• **WORK REQUEST**
Extract each line of the data below exactly as written.
[[ THE DATA, beginning ]]
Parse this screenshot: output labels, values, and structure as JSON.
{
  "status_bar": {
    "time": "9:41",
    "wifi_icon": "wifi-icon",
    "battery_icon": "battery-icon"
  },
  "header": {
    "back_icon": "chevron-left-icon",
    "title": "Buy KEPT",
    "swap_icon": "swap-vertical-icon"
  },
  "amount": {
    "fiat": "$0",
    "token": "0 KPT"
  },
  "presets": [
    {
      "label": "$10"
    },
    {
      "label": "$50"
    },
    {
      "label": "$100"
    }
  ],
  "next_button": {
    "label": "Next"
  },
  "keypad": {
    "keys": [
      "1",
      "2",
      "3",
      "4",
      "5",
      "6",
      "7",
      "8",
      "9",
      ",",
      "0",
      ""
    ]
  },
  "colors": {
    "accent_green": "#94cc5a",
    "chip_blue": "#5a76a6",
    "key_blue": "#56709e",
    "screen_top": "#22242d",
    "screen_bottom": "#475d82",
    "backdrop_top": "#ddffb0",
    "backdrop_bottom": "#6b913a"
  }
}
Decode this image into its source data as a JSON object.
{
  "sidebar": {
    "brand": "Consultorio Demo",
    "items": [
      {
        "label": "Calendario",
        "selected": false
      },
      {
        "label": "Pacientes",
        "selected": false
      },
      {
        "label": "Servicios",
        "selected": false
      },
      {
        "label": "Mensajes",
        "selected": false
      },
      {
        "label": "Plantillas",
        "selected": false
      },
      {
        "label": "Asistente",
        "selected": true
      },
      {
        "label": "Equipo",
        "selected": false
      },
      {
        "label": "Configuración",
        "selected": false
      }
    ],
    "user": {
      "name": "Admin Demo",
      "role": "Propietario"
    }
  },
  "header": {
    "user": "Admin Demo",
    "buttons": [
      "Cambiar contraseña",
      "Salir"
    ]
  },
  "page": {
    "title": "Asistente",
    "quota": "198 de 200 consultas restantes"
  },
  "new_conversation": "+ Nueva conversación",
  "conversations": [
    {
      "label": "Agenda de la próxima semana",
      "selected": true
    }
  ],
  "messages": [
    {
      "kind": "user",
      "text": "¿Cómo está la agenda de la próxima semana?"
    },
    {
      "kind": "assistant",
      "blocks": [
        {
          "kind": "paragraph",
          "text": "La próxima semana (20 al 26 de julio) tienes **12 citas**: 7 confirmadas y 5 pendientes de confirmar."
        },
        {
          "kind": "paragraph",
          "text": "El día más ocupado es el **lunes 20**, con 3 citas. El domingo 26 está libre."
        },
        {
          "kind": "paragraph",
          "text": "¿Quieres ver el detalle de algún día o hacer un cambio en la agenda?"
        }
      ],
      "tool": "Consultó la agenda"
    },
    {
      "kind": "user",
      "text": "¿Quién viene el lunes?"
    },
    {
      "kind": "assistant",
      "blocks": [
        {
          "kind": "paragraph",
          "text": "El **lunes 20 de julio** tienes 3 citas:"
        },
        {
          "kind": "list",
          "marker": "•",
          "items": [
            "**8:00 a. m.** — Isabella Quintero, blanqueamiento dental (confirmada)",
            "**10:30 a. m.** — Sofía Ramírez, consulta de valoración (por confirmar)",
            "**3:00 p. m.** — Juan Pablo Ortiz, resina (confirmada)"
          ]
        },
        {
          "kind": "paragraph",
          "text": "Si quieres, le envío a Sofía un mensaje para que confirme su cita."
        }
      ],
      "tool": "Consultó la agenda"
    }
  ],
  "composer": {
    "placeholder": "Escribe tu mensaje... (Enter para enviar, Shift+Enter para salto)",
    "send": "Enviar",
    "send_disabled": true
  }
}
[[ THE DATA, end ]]
• **RESULT FOR THIS EXERCISE**
Parse this screenshot: output labels, values, and structure as JSON.
{
  "status_bar": {
    "time": "9:41",
    "wifi_icon": "wifi-icon",
    "battery_icon": "battery-icon"
  },
  "header": {
    "back_icon": "chevron-left-icon",
    "title": "Buy KEPT",
    "swap_icon": "swap-vertical-icon"
  },
  "amount": {
    "fiat": "$0",
    "token": "0 KPT"
  },
  "presets": [
    {
      "label": "$10"
    },
    {
      "label": "$50"
    },
    {
      "label": "$100"
    }
  ],
  "next_button": {
    "label": "Next"
  },
  "keypad": {
    "keys": [
      "1",
      "2",
      "3",
      "4",
      "5",
      "6",
      "7",
      "8",
      "9",
      ",",
      "0",
      ""
    ]
  },
  "colors": {
    "accent_green": "#94cc5a",
    "chip_blue": "#5a76a6",
    "key_blue": "#56709e",
    "screen_top": "#22242d",
    "screen_bottom": "#475d82",
    "backdrop_top": "#ddffb0",
    "backdrop_bottom": "#6b913a"
  }
}
Decode this image into its source data as a JSON object.
{
  "sidebar": {
    "brand": "Consultorio Demo",
    "items": [
      {
        "label": "Calendario",
        "selected": false
      },
      {
        "label": "Pacientes",
        "selected": false
      },
      {
        "label": "Servicios",
        "selected": false
      },
      {
        "label": "Mensajes",
        "selected": false
      },
      {
        "label": "Plantillas",
        "selected": false
      },
      {
        "label": "Asistente",
        "selected": true
      },
      {
        "label": "Equipo",
        "selected": false
      },
      {
        "label": "Configuración",
        "selected": false
      }
    ],
    "user": {
      "name": "Admin Demo",
      "role": "Propietario"
    }
  },
  "header": {
    "user": "Admin Demo",
    "buttons": [
      "Cambiar contraseña",
      "Salir"
    ]
  },
  "page": {
    "title": "Asistente",
    "quota": "198 de 200 consultas restantes"
  },
  "new_conversation": "+ Nueva conversación",
  "conversations": [
    {
      "label": "Agenda de la próxima semana",
      "selected": true
    }
  ],
  "messages": [
    {
      "kind": "user",
      "text": "¿Cómo está la agenda de la próxima semana?"
    },
    {
      "kind": "assistant",
      "blocks": [
        {
          "kind": "paragraph",
          "text": "La próxima semana (20 al 26 de julio) tienes **12 citas**: 7 confirmadas y 5 pendientes de confirmar."
        },
        {
          "kind": "paragraph",
          "text": "El día más ocupado es el **lunes 20**, con 3 citas. El domingo 26 está libre."
        },
        {
          "kind": "paragraph",
          "text": "¿Quieres ver el detalle de algún día o hacer un cambio en la agenda?"
        }
      ],
      "tool": "Consultó la agenda"
    },
    {
      "kind": "user",
      "text": "¿Quién viene el lunes?"
    },
    {
      "kind": "assistant",
      "blocks": [
        {
          "kind": "paragraph",
          "text": "El **lunes 20 de julio** tienes 3 citas:"
        },
        {
          "kind": "list",
          "marker": "•",
          "items": [
            "**8:00 a. m.** — Isabella Quintero, blanqueamiento dental (confirmada)",
            "**10:30 a. m.** — Sofía Ramírez, consulta de valoración (por confirmar)",
            "**3:00 p. m.** — Juan Pablo Ortiz, resina (confirmada)"
          ]
        },
        {
          "kind": "paragraph",
          "text": "Si quieres, le envío a Sofía un mensaje para que confirme su cita."
        }
      ],
      "tool": "Consultó la agenda"
    }
  ],
  "composer": {
    "placeholder": "Escribe tu mensaje... (Enter para enviar, Shift+Enter para salto)",
    "send": "Enviar",
    "send_disabled": true
  }
}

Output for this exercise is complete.